### Task goal:
Search the records below for the string "true" and copy each line where it turns up.
Supplied data Start Marker
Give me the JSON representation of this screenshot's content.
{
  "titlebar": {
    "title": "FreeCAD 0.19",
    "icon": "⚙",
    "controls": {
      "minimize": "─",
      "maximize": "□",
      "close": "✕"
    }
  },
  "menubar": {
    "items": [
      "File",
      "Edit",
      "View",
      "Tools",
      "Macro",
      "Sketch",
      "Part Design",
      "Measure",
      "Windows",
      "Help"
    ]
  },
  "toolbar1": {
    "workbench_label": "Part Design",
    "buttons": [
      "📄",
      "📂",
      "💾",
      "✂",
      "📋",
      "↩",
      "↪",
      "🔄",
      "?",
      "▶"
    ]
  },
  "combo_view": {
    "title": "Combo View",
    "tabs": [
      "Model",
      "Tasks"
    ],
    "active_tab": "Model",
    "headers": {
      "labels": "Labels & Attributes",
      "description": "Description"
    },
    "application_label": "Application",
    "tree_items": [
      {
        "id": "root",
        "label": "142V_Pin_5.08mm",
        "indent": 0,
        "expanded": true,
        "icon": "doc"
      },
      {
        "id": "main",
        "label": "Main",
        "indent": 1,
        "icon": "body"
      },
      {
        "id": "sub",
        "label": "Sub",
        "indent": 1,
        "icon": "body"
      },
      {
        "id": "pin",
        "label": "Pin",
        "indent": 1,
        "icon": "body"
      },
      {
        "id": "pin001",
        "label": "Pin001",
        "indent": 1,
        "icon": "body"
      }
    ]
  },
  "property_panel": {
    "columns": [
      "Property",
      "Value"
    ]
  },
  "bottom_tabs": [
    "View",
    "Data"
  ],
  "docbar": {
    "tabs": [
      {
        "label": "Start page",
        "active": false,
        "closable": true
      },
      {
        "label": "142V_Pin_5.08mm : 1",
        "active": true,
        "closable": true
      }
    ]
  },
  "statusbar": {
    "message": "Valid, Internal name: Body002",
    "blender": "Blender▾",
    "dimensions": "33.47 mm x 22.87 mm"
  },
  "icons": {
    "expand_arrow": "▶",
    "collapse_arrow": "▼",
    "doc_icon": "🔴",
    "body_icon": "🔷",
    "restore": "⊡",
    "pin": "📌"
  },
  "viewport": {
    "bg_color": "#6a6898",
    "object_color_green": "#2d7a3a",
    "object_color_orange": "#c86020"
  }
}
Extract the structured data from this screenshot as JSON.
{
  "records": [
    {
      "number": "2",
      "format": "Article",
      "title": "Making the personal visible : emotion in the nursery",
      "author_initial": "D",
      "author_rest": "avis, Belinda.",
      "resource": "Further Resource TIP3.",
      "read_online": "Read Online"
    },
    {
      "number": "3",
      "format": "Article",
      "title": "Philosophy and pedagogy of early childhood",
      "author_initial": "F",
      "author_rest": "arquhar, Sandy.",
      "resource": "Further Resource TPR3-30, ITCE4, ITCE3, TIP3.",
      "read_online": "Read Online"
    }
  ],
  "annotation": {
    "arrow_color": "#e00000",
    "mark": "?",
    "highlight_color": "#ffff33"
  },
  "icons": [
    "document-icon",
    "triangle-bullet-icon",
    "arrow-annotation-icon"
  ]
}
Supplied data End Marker
### Response below:
        "expanded": true,
        "closable": true
        "active": true,
        "closable": true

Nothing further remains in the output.